CARB fines two out-of-state transportation brokers for violations of Truck and Bus Regulation
SACRAMENTO – CARB has fined Marten Logistics and Roadrunner Transportation Systems for failure to verify that trucks hired or dispatched for service were compliant with the state’s tough Truck and Bus Regulation, and for not keeping adequate records as the law requires.
“Any company that hires or dispatches trucks for operation in California must verify the compliance of those vehicles with California law,” said CARB Enforcement Chief Todd Sax. “Failure to do so is a violation of law, and businesses that fail to comply should expect that they will get caught and pay the price. We do everything in our power to protect Californians from high-polluting vehicles and their many negative health impacts, including enforcement of our strict laws.”
Diesel trucks are one of California’s biggest sources of air pollution. Because they are so durable, they can operate for decades and emit significant amounts of diesel pollution. The Truck and Bus Regulation requires all older heavy duty diesel trucks operating in California to be either retrofitted with soot filters or replaced with a 2010 or later model year engine in order to greatly reduce harmful emissions.
The Truck and Bus Regulation also requires that a broker or motor carrier verify that a diesel truck is compliant with regulation requirements before they can hire or dispatch that vehicle. This additional check is an important way to help ensure that compliant trucks are operating in California.
Marten Logistics, a wholly-owned subsidiary of Marten Transport based in Wisconsin, was fined $100,000 for not verifying that each truck hired or dispatched was compliant with California. Of that amount, $75,000 has been directed to the state’s Air Pollution Control Fund to support for air quality research, and $25,000 to the Prescott Joseph Center for Community Enhancement to fund Northern County Breathmobile, a mobile unit that expands health care services to children with asthma in disadvantaged communities in Northern California.
Roadrunner Transportations Systems, also based in Wisconsin, also failed to verify compliance for each vehicle hired or dispatched and maintain records as required by the Truck and Bus Regulation. The company agreed to pay $52,250 in penalties, including $27,250 to the Air Pollution Control Fund and $25,000 to California Safe Schools to fully fund their Ground Truthing project. This project allows community members to locate and map facilities that could be potentially hazardous, and relay the info to CARB and the South Coast Air Quality Monitoring District for follow-up action.
Both Marten and Roadrunner have agreed to comply with all applicable terms of the Truck and Bus Regulation, and not operate or direct the operations of any vehicle subject to the regulation without verifying that each hired or dispatched vehicle is in compliance. The companies have also agreed to maintain accurate and timely records as required.
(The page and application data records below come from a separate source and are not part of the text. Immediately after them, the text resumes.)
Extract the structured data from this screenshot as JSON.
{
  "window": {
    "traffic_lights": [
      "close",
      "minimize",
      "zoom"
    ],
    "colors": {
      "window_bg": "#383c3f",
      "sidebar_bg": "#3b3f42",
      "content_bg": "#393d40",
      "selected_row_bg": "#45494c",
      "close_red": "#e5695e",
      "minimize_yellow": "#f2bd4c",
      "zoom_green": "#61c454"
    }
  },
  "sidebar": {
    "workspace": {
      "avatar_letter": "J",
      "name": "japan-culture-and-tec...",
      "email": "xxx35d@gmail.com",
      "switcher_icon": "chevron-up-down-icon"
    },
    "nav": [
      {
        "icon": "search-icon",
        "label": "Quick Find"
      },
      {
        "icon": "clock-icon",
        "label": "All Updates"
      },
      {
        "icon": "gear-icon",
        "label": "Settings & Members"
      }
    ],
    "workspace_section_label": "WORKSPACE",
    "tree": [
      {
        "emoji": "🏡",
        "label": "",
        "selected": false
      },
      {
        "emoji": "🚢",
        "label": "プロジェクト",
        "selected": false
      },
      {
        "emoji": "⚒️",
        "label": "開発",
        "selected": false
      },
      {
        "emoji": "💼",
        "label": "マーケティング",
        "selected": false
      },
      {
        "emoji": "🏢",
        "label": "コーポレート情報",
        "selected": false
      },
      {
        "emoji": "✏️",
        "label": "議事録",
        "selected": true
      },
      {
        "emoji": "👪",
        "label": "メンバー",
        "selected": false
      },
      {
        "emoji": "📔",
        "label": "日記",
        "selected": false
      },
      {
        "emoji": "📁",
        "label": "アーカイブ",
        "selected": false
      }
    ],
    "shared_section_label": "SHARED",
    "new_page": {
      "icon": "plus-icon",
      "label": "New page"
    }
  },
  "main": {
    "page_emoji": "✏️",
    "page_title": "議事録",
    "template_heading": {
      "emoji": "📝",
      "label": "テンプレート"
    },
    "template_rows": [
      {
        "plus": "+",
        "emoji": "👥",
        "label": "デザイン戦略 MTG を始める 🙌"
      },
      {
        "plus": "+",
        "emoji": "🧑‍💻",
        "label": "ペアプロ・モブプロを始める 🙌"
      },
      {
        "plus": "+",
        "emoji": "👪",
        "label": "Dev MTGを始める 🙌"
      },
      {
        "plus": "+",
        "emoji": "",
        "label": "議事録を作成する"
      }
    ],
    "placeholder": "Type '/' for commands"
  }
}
Diesel exhaust contains a variety of harmful gases and more than 40 other known cancer-causing compounds. In 1998, California identified diesel particulate matter as a toxic air contaminant based on its potential to cause cancer, premature death and other health problems.